Requirement => Find the string "sparkles" in the records. Copy each line that has it.

Task material =>
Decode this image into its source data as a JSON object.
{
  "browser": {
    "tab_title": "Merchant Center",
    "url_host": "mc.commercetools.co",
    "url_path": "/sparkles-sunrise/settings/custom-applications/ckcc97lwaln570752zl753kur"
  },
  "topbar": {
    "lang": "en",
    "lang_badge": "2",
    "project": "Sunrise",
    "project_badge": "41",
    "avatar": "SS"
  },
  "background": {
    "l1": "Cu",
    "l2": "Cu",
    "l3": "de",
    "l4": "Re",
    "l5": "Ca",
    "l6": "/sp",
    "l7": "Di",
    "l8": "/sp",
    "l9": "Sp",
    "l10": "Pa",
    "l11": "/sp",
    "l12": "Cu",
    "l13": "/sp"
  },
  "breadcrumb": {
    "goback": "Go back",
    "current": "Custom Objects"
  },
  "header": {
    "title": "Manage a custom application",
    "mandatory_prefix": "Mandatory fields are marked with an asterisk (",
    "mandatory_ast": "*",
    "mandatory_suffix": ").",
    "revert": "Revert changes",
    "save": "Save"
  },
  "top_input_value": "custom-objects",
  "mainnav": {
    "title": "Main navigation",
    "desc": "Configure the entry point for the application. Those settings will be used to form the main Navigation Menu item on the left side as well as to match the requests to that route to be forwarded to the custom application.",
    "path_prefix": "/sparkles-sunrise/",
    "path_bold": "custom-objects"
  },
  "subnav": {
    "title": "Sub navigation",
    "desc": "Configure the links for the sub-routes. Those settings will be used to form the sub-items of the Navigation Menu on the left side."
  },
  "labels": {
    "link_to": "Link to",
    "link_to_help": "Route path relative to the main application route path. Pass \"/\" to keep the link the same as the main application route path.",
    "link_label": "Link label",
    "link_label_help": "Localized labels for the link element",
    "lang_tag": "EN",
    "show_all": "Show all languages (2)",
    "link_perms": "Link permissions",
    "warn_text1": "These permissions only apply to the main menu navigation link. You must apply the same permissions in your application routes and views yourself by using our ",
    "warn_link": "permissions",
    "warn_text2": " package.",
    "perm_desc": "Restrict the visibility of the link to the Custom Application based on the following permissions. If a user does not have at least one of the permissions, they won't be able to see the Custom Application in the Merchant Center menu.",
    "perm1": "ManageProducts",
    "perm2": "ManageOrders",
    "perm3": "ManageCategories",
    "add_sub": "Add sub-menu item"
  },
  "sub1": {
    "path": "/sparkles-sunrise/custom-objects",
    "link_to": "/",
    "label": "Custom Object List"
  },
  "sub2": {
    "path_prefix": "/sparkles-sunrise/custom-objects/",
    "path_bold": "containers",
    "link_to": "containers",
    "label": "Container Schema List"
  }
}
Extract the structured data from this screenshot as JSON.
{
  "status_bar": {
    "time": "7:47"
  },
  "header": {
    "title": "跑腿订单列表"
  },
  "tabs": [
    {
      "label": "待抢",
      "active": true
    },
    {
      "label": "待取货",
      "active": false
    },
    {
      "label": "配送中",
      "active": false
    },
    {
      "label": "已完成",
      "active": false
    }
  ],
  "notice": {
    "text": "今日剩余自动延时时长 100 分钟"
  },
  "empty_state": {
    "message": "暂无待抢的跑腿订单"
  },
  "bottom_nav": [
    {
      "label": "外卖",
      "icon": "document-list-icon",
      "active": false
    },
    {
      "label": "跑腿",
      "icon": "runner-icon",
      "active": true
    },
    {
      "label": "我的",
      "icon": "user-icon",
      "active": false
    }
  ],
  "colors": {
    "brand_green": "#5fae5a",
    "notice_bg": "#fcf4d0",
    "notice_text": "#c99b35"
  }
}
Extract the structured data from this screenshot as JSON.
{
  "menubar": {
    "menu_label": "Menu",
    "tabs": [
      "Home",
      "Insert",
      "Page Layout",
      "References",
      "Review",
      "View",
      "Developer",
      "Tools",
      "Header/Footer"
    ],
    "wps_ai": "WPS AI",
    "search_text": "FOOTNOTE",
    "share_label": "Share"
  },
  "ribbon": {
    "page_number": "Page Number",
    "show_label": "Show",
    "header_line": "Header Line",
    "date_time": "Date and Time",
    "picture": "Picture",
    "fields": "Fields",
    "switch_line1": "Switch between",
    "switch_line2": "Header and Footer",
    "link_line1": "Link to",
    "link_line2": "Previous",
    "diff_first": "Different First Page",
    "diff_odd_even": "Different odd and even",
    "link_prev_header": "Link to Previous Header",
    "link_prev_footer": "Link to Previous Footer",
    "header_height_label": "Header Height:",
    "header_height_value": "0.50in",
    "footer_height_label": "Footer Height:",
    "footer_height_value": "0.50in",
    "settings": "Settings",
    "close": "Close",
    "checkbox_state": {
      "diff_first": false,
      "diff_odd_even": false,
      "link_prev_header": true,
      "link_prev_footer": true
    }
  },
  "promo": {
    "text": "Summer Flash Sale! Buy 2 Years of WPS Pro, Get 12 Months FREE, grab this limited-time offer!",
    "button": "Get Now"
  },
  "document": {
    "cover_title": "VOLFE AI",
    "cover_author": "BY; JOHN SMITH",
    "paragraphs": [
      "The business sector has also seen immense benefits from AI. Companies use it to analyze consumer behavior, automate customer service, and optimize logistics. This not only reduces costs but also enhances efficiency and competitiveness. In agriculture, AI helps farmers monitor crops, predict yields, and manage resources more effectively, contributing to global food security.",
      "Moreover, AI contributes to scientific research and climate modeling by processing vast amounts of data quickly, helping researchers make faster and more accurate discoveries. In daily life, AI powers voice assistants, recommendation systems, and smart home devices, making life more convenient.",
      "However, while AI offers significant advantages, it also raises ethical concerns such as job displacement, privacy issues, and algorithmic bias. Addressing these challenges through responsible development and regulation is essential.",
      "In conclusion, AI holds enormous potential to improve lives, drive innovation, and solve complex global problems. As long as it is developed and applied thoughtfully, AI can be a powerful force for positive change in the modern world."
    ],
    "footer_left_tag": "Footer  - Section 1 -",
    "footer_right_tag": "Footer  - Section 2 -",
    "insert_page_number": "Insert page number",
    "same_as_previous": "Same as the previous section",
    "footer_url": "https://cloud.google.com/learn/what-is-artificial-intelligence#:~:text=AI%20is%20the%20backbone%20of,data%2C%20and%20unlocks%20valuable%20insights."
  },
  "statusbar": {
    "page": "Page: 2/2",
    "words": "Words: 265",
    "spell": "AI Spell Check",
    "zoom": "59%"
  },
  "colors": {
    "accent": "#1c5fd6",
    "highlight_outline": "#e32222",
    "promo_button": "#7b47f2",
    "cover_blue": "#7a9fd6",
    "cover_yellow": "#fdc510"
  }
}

Reply =>
    "url_path": "/sparkles-sunrise/settings/custom-applications/ckcc97lwaln570752zl753kur"
    "path_prefix": "/sparkles-sunrise/",
    "path": "/sparkles-sunrise/custom-objects",
    "path_prefix": "/sparkles-sunrise/custom-objects/",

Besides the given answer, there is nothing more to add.